> ASSIGNMENT: Could the entries below be reproduced exactly, with the images removed?

━━━ DATA TO USE ━━━

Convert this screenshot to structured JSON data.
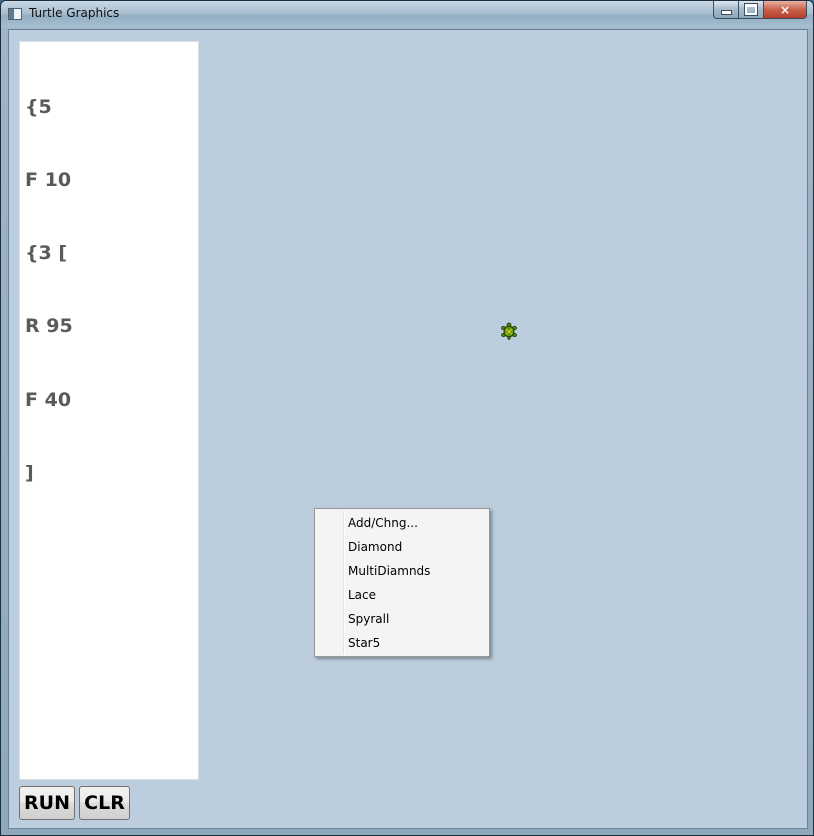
{
  "window": {
    "title": "Turtle Graphics",
    "close_label": "×"
  },
  "editor": {
    "lines": [
      "{5",
      "F 10",
      "{3 [",
      "R 95",
      "F 40",
      "]"
    ]
  },
  "buttons": {
    "run_label": "RUN",
    "clear_label": "CLR"
  },
  "canvas": {
    "turtle_icon": "turtle-icon",
    "turtle_color": "#4f8a10"
  },
  "context_menu": {
    "items": [
      "Add/Chng...",
      "Diamond",
      "MultiDiamnds",
      "Lace",
      "Spyrall",
      "Star5"
    ]
  },
  "colors": {
    "canvas_background": "#bccddd",
    "editor_text": "#5a5a5a",
    "close_button": "#c9604a"
  }
}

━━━

> EXERCISE RESULT:
Convert this screenshot to structured JSON data.
{
  "window": {
    "title": "Turtle Graphics",
    "close_label": "×"
  },
  "editor": {
    "lines": [
      "{5",
      "F 10",
      "{3 [",
      "R 95",
      "F 40",
      "]"
    ]
  },
  "buttons": {
    "run_label": "RUN",
    "clear_label": "CLR"
  },
  "canvas": {
    "turtle_icon": "turtle-icon",
    "turtle_color": "#4f8a10"
  },
  "context_menu": {
    "items": [
      "Add/Chng...",
      "Diamond",
      "MultiDiamnds",
      "Lace",
      "Spyrall",
      "Star5"
    ]
  },
  "colors": {
    "canvas_background": "#bccddd",
    "editor_text": "#5a5a5a",
    "close_button": "#c9604a"
  }
}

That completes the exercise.